• _Provided information_
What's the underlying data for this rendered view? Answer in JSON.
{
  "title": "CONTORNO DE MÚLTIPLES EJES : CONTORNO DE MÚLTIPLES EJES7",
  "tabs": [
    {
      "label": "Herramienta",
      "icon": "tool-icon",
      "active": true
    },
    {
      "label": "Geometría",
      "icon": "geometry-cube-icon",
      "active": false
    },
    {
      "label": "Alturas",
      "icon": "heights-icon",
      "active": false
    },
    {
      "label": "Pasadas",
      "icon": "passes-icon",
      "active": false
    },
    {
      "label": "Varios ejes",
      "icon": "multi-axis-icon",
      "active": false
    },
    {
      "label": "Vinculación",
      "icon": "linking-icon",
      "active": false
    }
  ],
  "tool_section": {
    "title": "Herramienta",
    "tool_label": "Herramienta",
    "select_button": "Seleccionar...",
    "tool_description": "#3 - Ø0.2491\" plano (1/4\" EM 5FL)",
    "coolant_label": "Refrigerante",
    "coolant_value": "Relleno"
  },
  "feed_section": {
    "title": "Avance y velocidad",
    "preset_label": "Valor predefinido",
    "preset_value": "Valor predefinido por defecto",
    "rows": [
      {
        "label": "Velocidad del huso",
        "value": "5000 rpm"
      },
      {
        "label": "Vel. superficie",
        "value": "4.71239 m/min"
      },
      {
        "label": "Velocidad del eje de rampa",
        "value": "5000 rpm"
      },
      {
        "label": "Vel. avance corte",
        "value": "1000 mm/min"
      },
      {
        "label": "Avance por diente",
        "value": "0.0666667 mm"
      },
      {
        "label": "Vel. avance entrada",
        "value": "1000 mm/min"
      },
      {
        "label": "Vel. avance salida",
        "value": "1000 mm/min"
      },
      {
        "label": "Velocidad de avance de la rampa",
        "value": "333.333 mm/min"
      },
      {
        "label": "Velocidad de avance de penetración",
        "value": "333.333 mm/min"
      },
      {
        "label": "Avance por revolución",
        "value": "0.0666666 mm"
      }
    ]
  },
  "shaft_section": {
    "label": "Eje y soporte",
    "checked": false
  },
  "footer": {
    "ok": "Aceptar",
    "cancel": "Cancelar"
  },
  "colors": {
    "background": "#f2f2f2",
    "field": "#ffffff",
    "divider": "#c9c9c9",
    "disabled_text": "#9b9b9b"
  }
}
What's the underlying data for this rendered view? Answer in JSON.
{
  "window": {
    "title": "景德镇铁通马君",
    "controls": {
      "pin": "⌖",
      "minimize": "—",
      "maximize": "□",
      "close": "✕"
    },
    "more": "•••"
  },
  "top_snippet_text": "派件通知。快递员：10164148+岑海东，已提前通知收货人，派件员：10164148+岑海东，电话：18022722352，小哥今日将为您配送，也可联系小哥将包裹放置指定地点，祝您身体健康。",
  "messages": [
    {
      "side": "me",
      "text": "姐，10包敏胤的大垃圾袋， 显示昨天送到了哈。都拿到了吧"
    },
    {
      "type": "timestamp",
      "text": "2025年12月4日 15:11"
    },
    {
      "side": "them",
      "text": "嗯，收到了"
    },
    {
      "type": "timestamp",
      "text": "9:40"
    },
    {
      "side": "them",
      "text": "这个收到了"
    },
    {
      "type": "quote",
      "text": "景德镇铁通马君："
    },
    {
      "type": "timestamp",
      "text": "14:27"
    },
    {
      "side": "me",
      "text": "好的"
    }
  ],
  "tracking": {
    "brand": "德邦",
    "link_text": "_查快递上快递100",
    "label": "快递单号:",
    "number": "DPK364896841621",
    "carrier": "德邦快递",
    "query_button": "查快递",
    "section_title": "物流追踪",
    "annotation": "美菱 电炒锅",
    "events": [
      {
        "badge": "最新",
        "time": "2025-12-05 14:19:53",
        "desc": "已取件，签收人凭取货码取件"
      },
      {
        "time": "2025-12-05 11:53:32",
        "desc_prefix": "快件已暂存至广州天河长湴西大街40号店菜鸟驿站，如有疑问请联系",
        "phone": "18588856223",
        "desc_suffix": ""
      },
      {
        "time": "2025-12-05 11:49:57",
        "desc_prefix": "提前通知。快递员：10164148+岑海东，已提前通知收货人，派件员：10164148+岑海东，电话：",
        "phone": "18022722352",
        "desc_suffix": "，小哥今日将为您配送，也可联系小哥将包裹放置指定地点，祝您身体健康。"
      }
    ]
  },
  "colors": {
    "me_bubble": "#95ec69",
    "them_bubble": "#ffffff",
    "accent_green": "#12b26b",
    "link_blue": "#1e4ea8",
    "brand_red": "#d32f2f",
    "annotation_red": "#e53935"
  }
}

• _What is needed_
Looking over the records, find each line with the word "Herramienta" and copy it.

• _Your solution_
      "label": "Herramienta",
    "title": "Herramienta",
    "tool_label": "Herramienta",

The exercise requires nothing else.